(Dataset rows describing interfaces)
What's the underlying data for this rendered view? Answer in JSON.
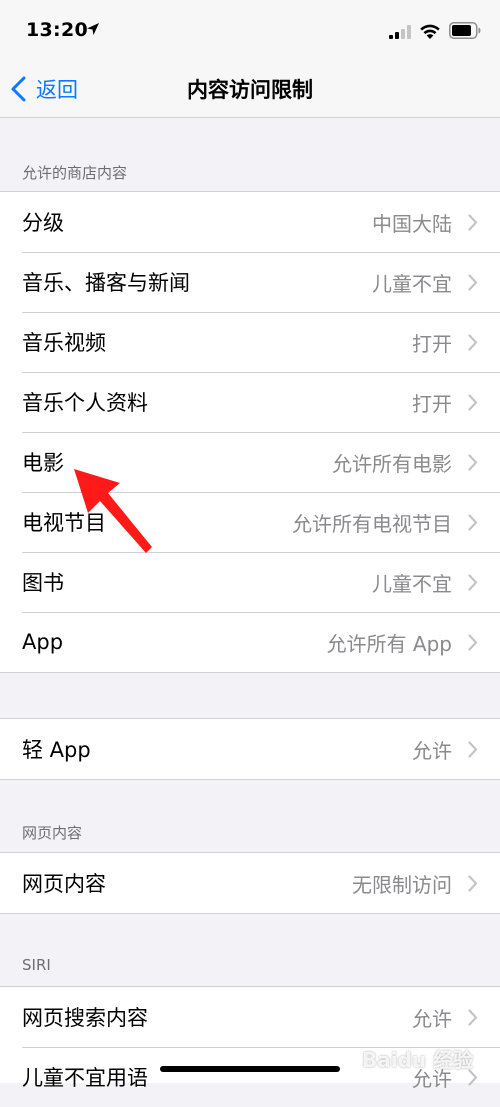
{
  "status_bar": {
    "time": "13:20"
  },
  "nav": {
    "back_label": "返回",
    "title": "内容访问限制"
  },
  "sections": {
    "store_content_header": "允许的商店内容",
    "web_content_header": "网页内容",
    "siri_header": "SIRI"
  },
  "store_rows": [
    {
      "label": "分级",
      "value": "中国大陆"
    },
    {
      "label": "音乐、播客与新闻",
      "value": "儿童不宜"
    },
    {
      "label": "音乐视频",
      "value": "打开"
    },
    {
      "label": "音乐个人资料",
      "value": "打开"
    },
    {
      "label": "电影",
      "value": "允许所有电影"
    },
    {
      "label": "电视节目",
      "value": "允许所有电视节目"
    },
    {
      "label": "图书",
      "value": "儿童不宜"
    },
    {
      "label": "App",
      "value": "允许所有 App"
    }
  ],
  "app_clips_row": {
    "label": "轻 App",
    "value": "允许"
  },
  "web_row": {
    "label": "网页内容",
    "value": "无限制访问"
  },
  "siri_rows": [
    {
      "label": "网页搜索内容",
      "value": "允许"
    },
    {
      "label": "儿童不宜用语",
      "value": "允许"
    }
  ],
  "watermark": "Baidu 经验",
  "colors": {
    "accent": "#0a7aff",
    "annotation_arrow": "#ff1a1a",
    "background": "#f2f2f7"
  }
}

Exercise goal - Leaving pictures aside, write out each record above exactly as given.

Task result -
What's the underlying data for this rendered view? Answer in JSON.
{
  "status_bar": {
    "time": "13:20"
  },
  "nav": {
    "back_label": "返回",
    "title": "内容访问限制"
  },
  "sections": {
    "store_content_header": "允许的商店内容",
    "web_content_header": "网页内容",
    "siri_header": "SIRI"
  },
  "store_rows": [
    {
      "label": "分级",
      "value": "中国大陆"
    },
    {
      "label": "音乐、播客与新闻",
      "value": "儿童不宜"
    },
    {
      "label": "音乐视频",
      "value": "打开"
    },
    {
      "label": "音乐个人资料",
      "value": "打开"
    },
    {
      "label": "电影",
      "value": "允许所有电影"
    },
    {
      "label": "电视节目",
      "value": "允许所有电视节目"
    },
    {
      "label": "图书",
      "value": "儿童不宜"
    },
    {
      "label": "App",
      "value": "允许所有 App"
    }
  ],
  "app_clips_row": {
    "label": "轻 App",
    "value": "允许"
  },
  "web_row": {
    "label": "网页内容",
    "value": "无限制访问"
  },
  "siri_rows": [
    {
      "label": "网页搜索内容",
      "value": "允许"
    },
    {
      "label": "儿童不宜用语",
      "value": "允许"
    }
  ],
  "watermark": "Baidu 经验",
  "colors": {
    "accent": "#0a7aff",
    "annotation_arrow": "#ff1a1a",
    "background": "#f2f2f7"
  }
}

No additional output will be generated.